The Phantom of the Opera HTML version

Chapter 7. Faust and What Followed
On the Saturday morning, on reaching their office, the joint managers found a letter from
O. G. worded in these terms:
So it is to be war between us?
If you still care for peace, here is my ultimatum. It consists of the four following
1. You must give me back my private box; and I wish it to be at my free disposal from
2. The part of Margarita shall be sung this evening by Christine Daae. Never mind about
Carlotta; she will be ill.
3. I absolutely insist upon the good and loyal services of Mme. Giry, my box-keeper,
whom you will reinstate in her functions forthwith.
4. Let me know by a letter handed to Mme. Giry, who will see that it reaches me, that you
accept, as your predecessors did, the conditions in my memorandum-book relating to my
monthly allowance. I will inform you later how you are to pay it to me.
If you refuse, you will give FAUST to-night in a house with a curse upon it.
Take my advice and be warned in time. O. G.
"Look here, I'm getting sick of him, sick of him!" shouted Richard, bringing his fists

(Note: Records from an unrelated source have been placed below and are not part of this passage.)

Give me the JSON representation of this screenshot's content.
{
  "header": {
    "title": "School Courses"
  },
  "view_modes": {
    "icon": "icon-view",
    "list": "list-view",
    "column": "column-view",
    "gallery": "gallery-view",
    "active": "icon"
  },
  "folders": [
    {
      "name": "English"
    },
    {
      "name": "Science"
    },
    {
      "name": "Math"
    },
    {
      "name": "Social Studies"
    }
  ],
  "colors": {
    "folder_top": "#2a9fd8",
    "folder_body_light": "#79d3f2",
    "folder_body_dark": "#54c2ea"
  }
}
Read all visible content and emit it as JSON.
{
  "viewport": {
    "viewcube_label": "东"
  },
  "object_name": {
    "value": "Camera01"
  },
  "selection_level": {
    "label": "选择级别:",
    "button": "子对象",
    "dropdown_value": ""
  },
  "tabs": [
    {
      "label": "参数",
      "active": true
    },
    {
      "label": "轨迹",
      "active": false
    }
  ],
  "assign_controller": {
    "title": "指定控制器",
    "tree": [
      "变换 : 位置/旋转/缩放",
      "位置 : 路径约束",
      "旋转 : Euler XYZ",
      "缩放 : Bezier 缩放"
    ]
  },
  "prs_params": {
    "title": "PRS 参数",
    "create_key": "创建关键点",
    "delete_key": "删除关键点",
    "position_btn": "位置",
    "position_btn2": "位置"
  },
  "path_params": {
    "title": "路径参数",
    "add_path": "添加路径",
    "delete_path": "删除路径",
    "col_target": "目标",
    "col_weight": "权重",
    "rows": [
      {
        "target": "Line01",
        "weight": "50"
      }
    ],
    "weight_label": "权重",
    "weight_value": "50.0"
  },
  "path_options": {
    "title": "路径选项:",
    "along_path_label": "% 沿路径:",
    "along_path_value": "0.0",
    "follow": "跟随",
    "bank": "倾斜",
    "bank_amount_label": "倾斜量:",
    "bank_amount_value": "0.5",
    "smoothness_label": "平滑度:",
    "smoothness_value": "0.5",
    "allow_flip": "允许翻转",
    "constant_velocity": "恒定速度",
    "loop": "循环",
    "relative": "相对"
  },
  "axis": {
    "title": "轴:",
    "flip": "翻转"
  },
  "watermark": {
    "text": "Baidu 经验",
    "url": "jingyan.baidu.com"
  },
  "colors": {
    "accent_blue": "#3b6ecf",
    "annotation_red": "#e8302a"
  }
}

down on his office-table.
Just then, Mercier, the acting-manager, entered.
"Lachenel would like to see one of you gentlemen," he said. "He says that his business is
urgent and he seems quite upset."
"Who's Lachenel?" asked Richard.
"He's your stud-groom."
"What do you mean? My stud-groom?"